What you are asked to do:
The word to look for is "higher". Report every line of the entries below that has it.

Records from a collection:

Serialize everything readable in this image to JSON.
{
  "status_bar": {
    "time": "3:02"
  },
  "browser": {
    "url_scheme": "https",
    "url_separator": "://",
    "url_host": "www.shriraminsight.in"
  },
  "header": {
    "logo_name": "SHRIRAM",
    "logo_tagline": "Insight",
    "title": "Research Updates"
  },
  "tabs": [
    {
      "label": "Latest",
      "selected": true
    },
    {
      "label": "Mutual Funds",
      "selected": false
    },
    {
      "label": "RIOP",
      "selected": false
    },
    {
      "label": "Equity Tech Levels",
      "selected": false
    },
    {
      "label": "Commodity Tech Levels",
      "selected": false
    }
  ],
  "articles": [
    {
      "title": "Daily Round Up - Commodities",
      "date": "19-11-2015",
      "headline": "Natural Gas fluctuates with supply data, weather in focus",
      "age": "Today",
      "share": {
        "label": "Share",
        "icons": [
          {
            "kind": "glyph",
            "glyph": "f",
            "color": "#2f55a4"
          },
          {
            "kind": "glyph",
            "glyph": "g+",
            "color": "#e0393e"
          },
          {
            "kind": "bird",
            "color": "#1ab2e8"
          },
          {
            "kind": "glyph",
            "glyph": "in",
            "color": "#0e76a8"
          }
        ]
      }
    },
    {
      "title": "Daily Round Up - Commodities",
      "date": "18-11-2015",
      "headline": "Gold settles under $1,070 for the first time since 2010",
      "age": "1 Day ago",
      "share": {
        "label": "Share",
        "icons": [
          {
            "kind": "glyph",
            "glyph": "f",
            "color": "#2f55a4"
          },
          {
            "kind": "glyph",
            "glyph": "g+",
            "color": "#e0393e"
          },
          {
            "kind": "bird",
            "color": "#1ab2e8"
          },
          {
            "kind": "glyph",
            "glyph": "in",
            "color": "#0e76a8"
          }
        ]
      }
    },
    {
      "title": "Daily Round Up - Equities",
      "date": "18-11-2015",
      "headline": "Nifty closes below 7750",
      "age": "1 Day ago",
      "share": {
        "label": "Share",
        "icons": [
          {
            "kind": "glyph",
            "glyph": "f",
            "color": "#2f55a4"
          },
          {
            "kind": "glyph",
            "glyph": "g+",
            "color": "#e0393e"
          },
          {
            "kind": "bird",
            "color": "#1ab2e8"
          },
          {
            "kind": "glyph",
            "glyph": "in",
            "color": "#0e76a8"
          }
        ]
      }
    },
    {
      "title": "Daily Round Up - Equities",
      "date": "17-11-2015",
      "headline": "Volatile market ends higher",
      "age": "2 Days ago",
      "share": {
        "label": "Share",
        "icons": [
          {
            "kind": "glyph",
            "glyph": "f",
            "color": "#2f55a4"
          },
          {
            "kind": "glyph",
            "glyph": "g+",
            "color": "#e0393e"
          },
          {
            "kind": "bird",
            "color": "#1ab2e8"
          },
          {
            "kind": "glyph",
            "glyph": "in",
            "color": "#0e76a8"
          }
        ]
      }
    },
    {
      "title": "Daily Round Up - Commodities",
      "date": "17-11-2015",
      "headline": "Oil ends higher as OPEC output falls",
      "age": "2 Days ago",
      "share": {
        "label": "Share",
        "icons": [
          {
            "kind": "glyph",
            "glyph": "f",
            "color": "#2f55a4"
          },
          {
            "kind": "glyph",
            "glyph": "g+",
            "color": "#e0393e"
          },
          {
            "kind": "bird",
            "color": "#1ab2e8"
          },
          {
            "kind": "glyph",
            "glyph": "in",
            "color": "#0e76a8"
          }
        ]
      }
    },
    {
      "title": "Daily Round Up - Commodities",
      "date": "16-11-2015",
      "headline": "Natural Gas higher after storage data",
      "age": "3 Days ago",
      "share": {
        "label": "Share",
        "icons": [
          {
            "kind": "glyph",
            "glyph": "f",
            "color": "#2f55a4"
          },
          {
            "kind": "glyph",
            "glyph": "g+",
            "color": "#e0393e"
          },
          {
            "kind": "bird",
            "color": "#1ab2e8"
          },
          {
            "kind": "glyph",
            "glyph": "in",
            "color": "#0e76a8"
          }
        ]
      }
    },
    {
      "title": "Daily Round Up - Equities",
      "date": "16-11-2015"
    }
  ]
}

Response area:
      "headline": "Volatile market ends higher",
      "headline": "Oil ends higher as OPEC output falls",
      "headline": "Natural Gas higher after storage data",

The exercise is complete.